I was rewatching Ike Ellis (b|t) talk on the habits of Great SQL Developers from SQL in the City 2018, and his first item was “Use Source Control“. I happen to agree with Ike, which is why I’m writing this, and I really hope you do as well. Certainly at Redgate we’ve built tools that help you get your T-SQL code into a VCS, but whether you want to work manually, use someone else’s tool, use our SQL Source Control or ReadyRoll, I’d ask that you consider getting all your code into some sort of VCS (Version Control System).
Ike notes that if viewers did this one thing, he’d be thrilled. I agree. Please, learn to use version control. If you wonder why, listen to Ike’s talk. He relates a story that notes that using source control doesn’t make you a better developer, but that better developers do use a VCS. This is a habit that helps build better habits and is a step on the journey to you becoming a great developer.
Does it help? Well, I think it does in some sense. Developers that use a VCS often build a habit of checking in changes before they try something that might be problematic. They also in a more integrated fashion with their work, and easily rollback problematic code without wasting time (or focus) trying to undo something. They get a previous version back and move forward.
I do think that this one thing changes the way you view code, and it provides you with a safety net. This is one of those skills that I’d really recommend you learning, as it will pay back it’s value tremendously over time as you learn to depend on the VCS and stop doing things like keeping multiple objects or files around, and trying to sort out what code is where. As you work with others, or even with your past self, you’ll learn to include better comments that help you change focus quickly and understand the particular reason behind a version of code. This will help you learn to be a better developer.

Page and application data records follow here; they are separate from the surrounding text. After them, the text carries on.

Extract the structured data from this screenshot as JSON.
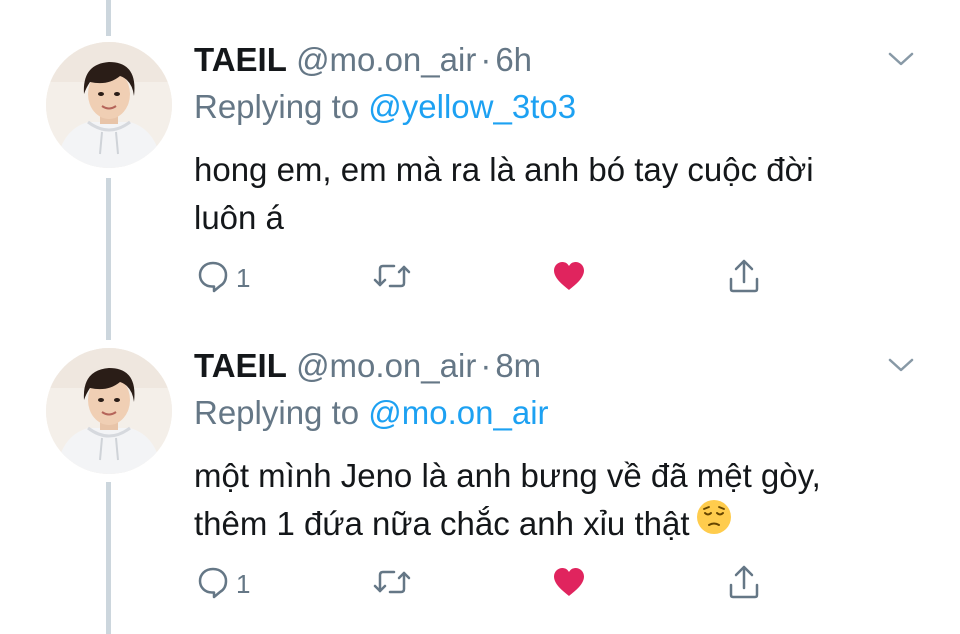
{
  "tweets": [
    {
      "display_name": "TAEIL",
      "handle": "@mo.on_air",
      "separator": "·",
      "time": "6h",
      "replying_label": "Replying to",
      "reply_to": "@yellow_3to3",
      "text_lines": [
        "hong em, em mà ra là anh bó tay cuộc đời",
        "luôn á"
      ],
      "reply_count": "1",
      "liked": true
    },
    {
      "display_name": "TAEIL",
      "handle": "@mo.on_air",
      "separator": "·",
      "time": "8m",
      "replying_label": "Replying to",
      "reply_to": "@mo.on_air",
      "text_lines": [
        "một mình Jeno là anh bưng về đã mệt gòy,",
        "thêm 1 đứa nữa chắc anh xỉu thật"
      ],
      "emoji": "pensive-face",
      "reply_count": "1",
      "liked": true
    }
  ],
  "icons": {
    "reply": "reply-icon",
    "retweet": "retweet-icon",
    "like": "heart-icon",
    "share": "share-icon",
    "menu": "chevron-down-icon"
  },
  "colors": {
    "text": "#14171a",
    "secondary": "#657786",
    "link": "#1da1f2",
    "like": "#e0245e",
    "thread_line": "#ccd6dd"
  }
}
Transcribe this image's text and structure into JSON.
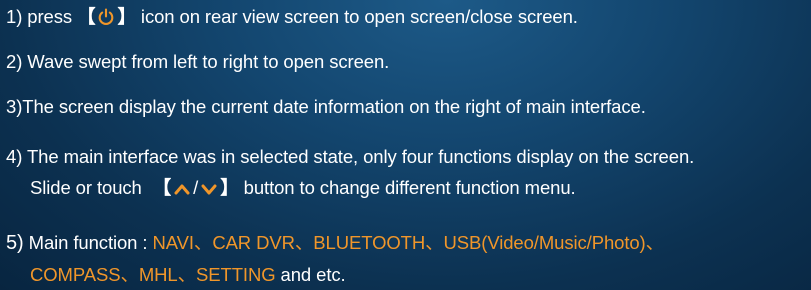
{
  "items": {
    "l1": {
      "prefix": "1) press ",
      "bracket_open": "【",
      "icon": "power-icon",
      "bracket_close": "】",
      "suffix": " icon on rear view screen to open screen/close screen."
    },
    "l2": "2) Wave swept from left to right to open screen.",
    "l3": "3)The screen display the current date information on the right of main interface.",
    "l4a": "4) The main interface was in selected state, only four functions display on the screen.",
    "l4b": {
      "prefix": "Slide or touch ",
      "bracket_open": "【",
      "icons": [
        "chevron-up-icon",
        "chevron-down-icon"
      ],
      "slash": "/",
      "bracket_close": "】",
      "suffix": " button to change different function menu."
    },
    "l5a": {
      "number": "5)",
      "label": " Main function : ",
      "functions": [
        "NAVI",
        "CAR DVR",
        "BLUETOOTH",
        "USB(Video/Music/Photo)"
      ],
      "separator": "、"
    },
    "l5b": {
      "functions": [
        "COMPASS",
        "MHL",
        "SETTING"
      ],
      "separator": "、",
      "suffix": " and etc."
    }
  },
  "colors": {
    "text": "#ffffff",
    "accent": "#f0962a",
    "background": "#13466f"
  }
}
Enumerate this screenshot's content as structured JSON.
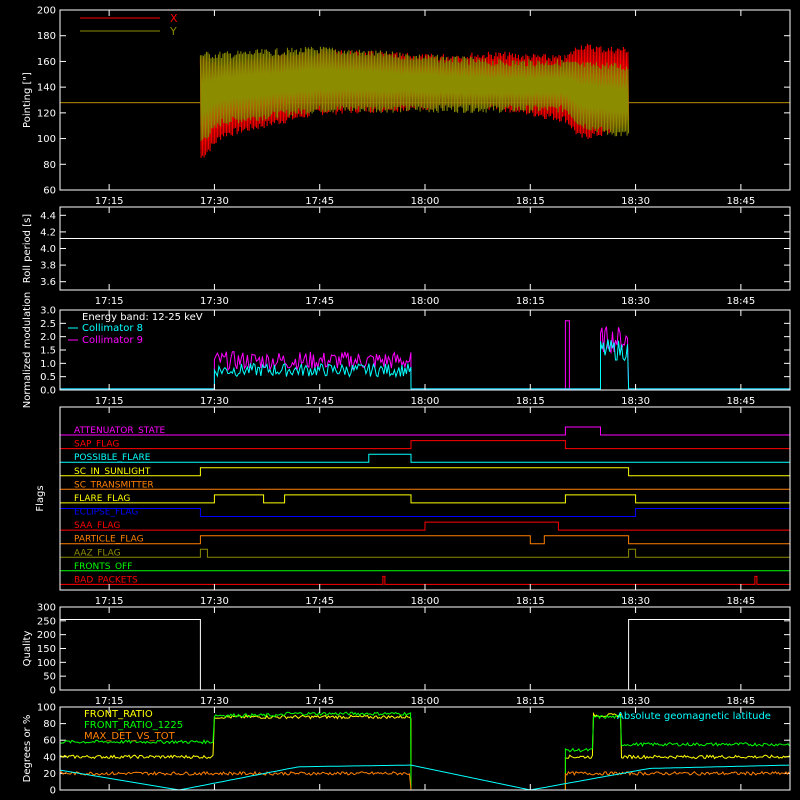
{
  "xaxis": {
    "range": [
      "17:08",
      "18:52"
    ],
    "ticks": [
      "17:15",
      "17:30",
      "17:45",
      "18:00",
      "18:15",
      "18:30",
      "18:45"
    ]
  },
  "colors": {
    "axes": "#ffffff",
    "red": "#ff0000",
    "olive": "#8c8c00",
    "cyan": "#00ffff",
    "magenta": "#ff00ff",
    "green": "#00ff00",
    "yellow": "#ffff00",
    "orange": "#ff8000",
    "blue": "#0000ff",
    "gray": "#aaaaaa"
  },
  "chart_data": [
    {
      "type": "line",
      "ylabel": "Pointing [\"]",
      "ylim": [
        60,
        200
      ],
      "yticks": [
        60,
        80,
        100,
        120,
        140,
        160,
        180,
        200
      ],
      "legend_placement": "top-left",
      "series": [
        {
          "name": "X",
          "color": "#ff0000",
          "baseline": 128,
          "envelope": {
            "x": [
              "17:28",
              "17:31",
              "17:45",
              "18:00",
              "18:10",
              "18:20",
              "18:22",
              "18:26",
              "18:29"
            ],
            "upper": [
              165,
              160,
              170,
              166,
              168,
              165,
              175,
              172,
              172
            ],
            "lower": [
              82,
              100,
              118,
              122,
              122,
              112,
              98,
              102,
              110
            ]
          }
        },
        {
          "name": "Y",
          "color": "#8c8c00",
          "baseline": 128,
          "envelope": {
            "x": [
              "17:28",
              "17:31",
              "17:45",
              "18:00",
              "18:10",
              "18:20",
              "18:22",
              "18:26",
              "18:29"
            ],
            "upper": [
              168,
              168,
              172,
              166,
              162,
              162,
              160,
              160,
              158
            ],
            "lower": [
              95,
              110,
              120,
              120,
              120,
              120,
              108,
              102,
              100
            ]
          }
        }
      ]
    },
    {
      "type": "line",
      "ylabel": "Roll period [s]",
      "ylim": [
        3.5,
        4.5
      ],
      "yticks": [
        3.6,
        3.8,
        4.0,
        4.2,
        4.4
      ],
      "series": [
        {
          "color": "#ffffff",
          "x": [
            "17:08",
            "18:52"
          ],
          "y": [
            4.12,
            4.12
          ]
        }
      ]
    },
    {
      "type": "line",
      "ylabel": "Normalized modulation",
      "ylim": [
        0,
        3.0
      ],
      "yticks": [
        0.0,
        0.5,
        1.0,
        1.5,
        2.0,
        2.5,
        3.0
      ],
      "legend_title": "Energy band: 12-25 keV",
      "series": [
        {
          "name": "Collimator 8",
          "color": "#00ffff",
          "segments": [
            {
              "x": [
                "17:30",
                "17:58"
              ],
              "center": 0.75,
              "amp": 0.25
            },
            {
              "x": [
                "18:25",
                "18:29"
              ],
              "center": 1.5,
              "amp": 0.4
            }
          ]
        },
        {
          "name": "Collimator 9",
          "color": "#ff00ff",
          "segments": [
            {
              "x": [
                "17:30",
                "17:58"
              ],
              "center": 1.1,
              "amp": 0.35
            },
            {
              "x": [
                "18:25",
                "18:29"
              ],
              "center": 1.9,
              "amp": 0.5
            }
          ],
          "spike": {
            "x": [
              "18:20",
              "18:25"
            ],
            "y": 2.6
          }
        }
      ]
    },
    {
      "type": "table",
      "ylabel": "Flags",
      "flags": [
        {
          "name": "ATTENUATOR_STATE",
          "color": "#ff00ff",
          "on": [
            [
              "18:20",
              "18:25"
            ]
          ]
        },
        {
          "name": "SAP_FLAG",
          "color": "#ff0000",
          "on": [
            [
              "17:58",
              "18:20"
            ]
          ]
        },
        {
          "name": "POSSIBLE_FLARE",
          "color": "#00ffff",
          "on": [
            [
              "17:52",
              "17:58"
            ]
          ]
        },
        {
          "name": "SC_IN_SUNLIGHT",
          "color": "#ffff00",
          "on": [
            [
              "17:28",
              "18:29"
            ]
          ]
        },
        {
          "name": "SC_TRANSMITTER",
          "color": "#ff8000",
          "on": []
        },
        {
          "name": "FLARE_FLAG",
          "color": "#ffff00",
          "on": [
            [
              "17:30",
              "17:37"
            ],
            [
              "17:40",
              "17:58"
            ],
            [
              "18:20",
              "18:30"
            ]
          ]
        },
        {
          "name": "ECLIPSE_FLAG",
          "color": "#0000ff",
          "on": [
            [
              "17:08",
              "17:28"
            ],
            [
              "18:30",
              "18:52"
            ]
          ]
        },
        {
          "name": "SAA_FLAG",
          "color": "#ff0000",
          "on": [
            [
              "18:00",
              "18:19"
            ]
          ]
        },
        {
          "name": "PARTICLE_FLAG",
          "color": "#ff8000",
          "on": [
            [
              "17:28",
              "18:15"
            ],
            [
              "18:17",
              "18:29"
            ]
          ]
        },
        {
          "name": "AAZ_FLAG",
          "color": "#8c8c00",
          "on": [
            [
              "17:28",
              "17:29"
            ],
            [
              "18:29",
              "18:30"
            ]
          ]
        },
        {
          "name": "FRONTS_OFF",
          "color": "#00ff00",
          "on": []
        },
        {
          "name": "BAD_PACKETS",
          "color": "#ff0000",
          "on": [
            [
              "17:54",
              "17:54"
            ],
            [
              "18:47",
              "18:47"
            ]
          ]
        }
      ]
    },
    {
      "type": "line",
      "ylabel": "Quality",
      "ylim": [
        0,
        300
      ],
      "yticks": [
        0,
        50,
        100,
        150,
        200,
        250,
        300
      ],
      "series": [
        {
          "color": "#ffffff",
          "x": [
            "17:08",
            "17:28",
            "17:28",
            "18:29",
            "18:29",
            "18:52"
          ],
          "y": [
            255,
            255,
            0,
            0,
            255,
            255
          ]
        }
      ]
    },
    {
      "type": "line",
      "ylabel": "Degrees or %",
      "ylim": [
        0,
        100
      ],
      "yticks": [
        0,
        20,
        40,
        60,
        80,
        100
      ],
      "series": [
        {
          "name": "FRONT_RATIO",
          "color": "#ffff00",
          "levels": [
            [
              "17:08",
              "17:30",
              40
            ],
            [
              "17:30",
              "17:58",
              88
            ],
            [
              "18:20",
              "18:24",
              40
            ],
            [
              "18:24",
              "18:28",
              90
            ],
            [
              "18:28",
              "18:52",
              40
            ]
          ]
        },
        {
          "name": "FRONT_RATIO_1225",
          "color": "#00ff00",
          "levels": [
            [
              "17:08",
              "17:30",
              58
            ],
            [
              "17:30",
              "17:40",
              90
            ],
            [
              "17:40",
              "17:58",
              92
            ],
            [
              "18:20",
              "18:24",
              48
            ],
            [
              "18:24",
              "18:28",
              88
            ],
            [
              "18:28",
              "18:52",
              55
            ]
          ]
        },
        {
          "name": "MAX_DET_VS_TOT",
          "color": "#ff8000",
          "levels": [
            [
              "17:08",
              "17:58",
              20
            ],
            [
              "18:20",
              "18:52",
              20
            ]
          ]
        },
        {
          "name": "Absolute geomagnetic latitude",
          "color": "#00ffff",
          "x": [
            "17:08",
            "17:25",
            "17:42",
            "17:58",
            "18:15",
            "18:32",
            "18:52"
          ],
          "y": [
            24,
            0,
            28,
            30,
            0,
            26,
            30
          ]
        }
      ]
    }
  ]
}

There are numerous ways to get your T-SQL code into a VCS. There are tools, but there are plenty of PoSh or other scripting methods. In fact, every DBA should get in the habit of scripting out instance level objects (which most tools don’t handle). Store them away, and then repeat as you need to make changes. You might be surprised how often you’ll be glad you have the previous version of a job, a schedule, a linked server, or more. I learned to keep all my scripts, from replication to running a quick report for a business user, in a VCS. I’ve never regretted this choice.